Gov't wants to take full control of MRT-3
MANILA, Philippines - The government wants to take full control of the Metro Rail Transit Line 3 (MRT-3) before bidding out the system's operation and maintenance (O&M) under the Aquino government's public-private partnership program.
"We want to buy everything and make it fully government-owned," Transportation Secretary Joseph Emilio Abaya said in his first briefing as DOTC chief.
The plan to buy out the private sector's stake in the MRT-3 will also mean the government will no longer need to pay the Metro Rail Transit Corp. (MRTC) huge fees every year.
In 2010, the DOTC paid a total of P7.87 billion to the MRTC, the consortium that built the system, as part of their Build-Lease-Transfer deal. The payment was comprised of equity rental payments (P5.29 billion); maintenance cost (P1.18 billion); debt guaranteed payment (P1.15 billion); insurance expenses (P207 million); and other fees and costs (P34 million).
The government, through the Land Bank of the Philippines and the Development Bank of the Philippines, already owns 80% of MRT-3's economic interests. However, Abaya noted that the private sector, despite holding the remaining 20% of economic interests, has more voting rights than the government.
"Despite government having 80 percent economic or beneficial interest in MRT-3, there is an irregularity because the decision making policy was left with the private sector. The irregular thing is that Land Bank and DBP mainly bought the economic interests of MRTC without getting or acquiring the more important political rights which is the voting and decision making rights," Abaya explained.
"We want to make everything now in the hands of the government meaning all decisions will emanate from policies of government rather than dealing with private interests," he stressed.
Abaya said the proposal to take full control of the MRT-3 has already been presented to President Benigno Aquino III and some cabinet members.
"The only issue that was raised by former DOTC secretary Mar Roxas is that the buy-out might tend to give a white wash of the sins of the past. We will make sure that it won't happen again," Abaya said.

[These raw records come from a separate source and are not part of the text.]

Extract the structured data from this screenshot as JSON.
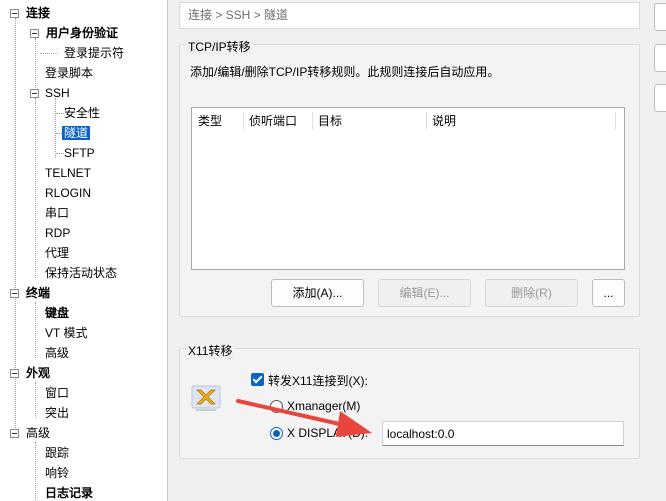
{
  "tree": {
    "connection": "连接",
    "user_auth": "用户身份验证",
    "login_prompt": "登录提示符",
    "login_script": "登录脚本",
    "ssh": "SSH",
    "security": "安全性",
    "tunnel": "隧道",
    "sftp": "SFTP",
    "telnet": "TELNET",
    "rlogin": "RLOGIN",
    "serial": "串口",
    "rdp": "RDP",
    "proxy": "代理",
    "keepalive": "保持活动状态",
    "terminal": "终端",
    "keyboard": "键盘",
    "vt_mode": "VT 模式",
    "terminal_advanced": "高级",
    "appearance": "外观",
    "window": "窗口",
    "highlight": "突出",
    "advanced": "高级",
    "trace": "跟踪",
    "bell": "响铃",
    "logging": "日志记录"
  },
  "breadcrumb": "连接 > SSH > 隧道",
  "tcp": {
    "group_label": "TCP/IP转移",
    "description": "添加/编辑/删除TCP/IP转移规则。此规则连接后自动应用。",
    "columns": [
      "类型",
      "侦听端口",
      "目标",
      "说明"
    ],
    "add_button": "添加(A)...",
    "edit_button": "编辑(E)...",
    "delete_button": "删除(R)",
    "more_button": "..."
  },
  "x11": {
    "group_label": "X11转移",
    "forward_label": "转发X11连接到(X):",
    "forward_checked": true,
    "xmanager_label": "Xmanager(M)",
    "display_label": "X DISPLAY(D):",
    "selected_option": "X DISPLAY(D):",
    "display_value": "localhost:0.0"
  },
  "colors": {
    "accent": "#0a63c9",
    "arrow": "#e8463c"
  },
  "icons": {
    "x11": "x11-x-icon"
  }
}
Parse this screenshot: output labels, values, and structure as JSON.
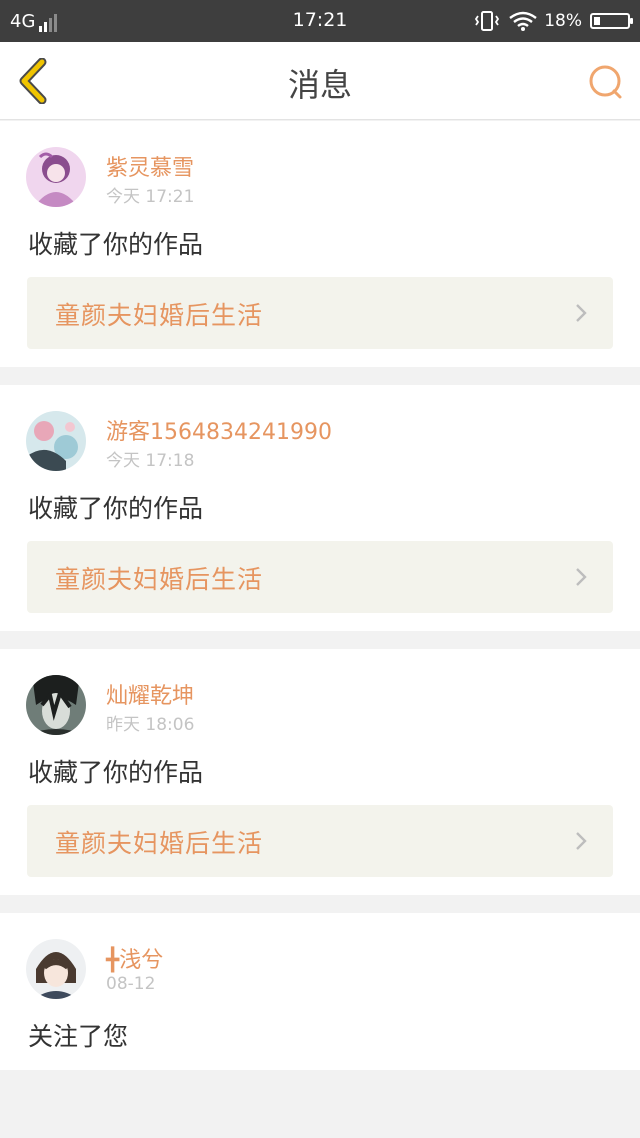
{
  "status_bar": {
    "network": "4G",
    "time": "17:21",
    "battery": "18%",
    "battery_level": 0.18
  },
  "nav": {
    "title": "消息",
    "back_icon": "chevron-left-icon",
    "search_icon": "search-icon"
  },
  "messages": [
    {
      "username": "紫灵慕雪",
      "time": "今天 17:21",
      "action": "收藏了你的作品",
      "work_title": "童颜夫妇婚后生活"
    },
    {
      "username": "游客1564834241990",
      "time": "今天 17:18",
      "action": "收藏了你的作品",
      "work_title": "童颜夫妇婚后生活"
    },
    {
      "username": "灿耀乾坤",
      "time": "昨天 18:06",
      "action": "收藏了你的作品",
      "work_title": "童颜夫妇婚后生活"
    },
    {
      "username": "╋浅兮",
      "time": "08-12",
      "action": "关注了您"
    }
  ],
  "colors": {
    "accent": "#e69560",
    "back_icon": "#f0c400",
    "status_bar": "#3e3e3e",
    "work_box_bg": "#f3f3ec"
  }
}
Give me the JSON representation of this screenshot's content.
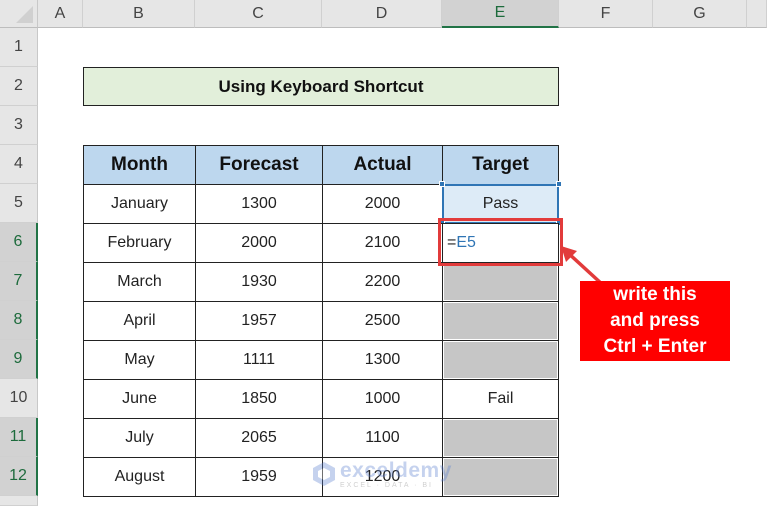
{
  "spreadsheet": {
    "columns": [
      "A",
      "B",
      "C",
      "D",
      "E",
      "F",
      "G"
    ],
    "active_column": "E",
    "rows": [
      "1",
      "2",
      "3",
      "4",
      "5",
      "6",
      "7",
      "8",
      "9",
      "10",
      "11",
      "12"
    ],
    "active_rows": [
      "6",
      "7",
      "8",
      "9",
      "11",
      "12"
    ],
    "title": "Using Keyboard Shortcut",
    "table": {
      "headers": [
        "Month",
        "Forecast",
        "Actual",
        "Target"
      ],
      "rows": [
        {
          "month": "January",
          "forecast": "1300",
          "actual": "2000",
          "target": "Pass",
          "state": "selected"
        },
        {
          "month": "February",
          "forecast": "2000",
          "actual": "2100",
          "target": "",
          "state": "editing"
        },
        {
          "month": "March",
          "forecast": "1930",
          "actual": "2200",
          "target": "",
          "state": "gray"
        },
        {
          "month": "April",
          "forecast": "1957",
          "actual": "2500",
          "target": "",
          "state": "gray"
        },
        {
          "month": "May",
          "forecast": "1111",
          "actual": "1300",
          "target": "",
          "state": "gray"
        },
        {
          "month": "June",
          "forecast": "1850",
          "actual": "1000",
          "target": "Fail",
          "state": "normal"
        },
        {
          "month": "July",
          "forecast": "2065",
          "actual": "1100",
          "target": "",
          "state": "gray"
        },
        {
          "month": "August",
          "forecast": "1959",
          "actual": "1200",
          "target": "",
          "state": "gray"
        }
      ]
    },
    "editing_cell": {
      "address": "E6",
      "formula_prefix": "=",
      "formula_ref": "E5"
    }
  },
  "annotation": {
    "callout_lines": [
      "write this",
      "and press",
      "Ctrl + Enter"
    ],
    "color": "#ff0000"
  },
  "watermark": {
    "name": "exceldemy",
    "tagline": "EXCEL · DATA · BI"
  }
}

For now, Abaya said his agency will be coordinating with the Department of Finance (DoF) to finalize the de-privatization option that government is mulling, although he noted there is currently no timeframe for the proposal.
"After doing this (taking full control of MRT-3), probably we will still end up doing a PPP on the operation and maintenance of MRT3," Abaya said.
Businessman Manuel V. Pangilinan's Metro Pacific Investments Corp. in 2011 has submitted a $300-million proposal to expand the capacity of the MRT-3. This was countered earlier this year by another proposal from Ramon S. Ang's San Miguel Corp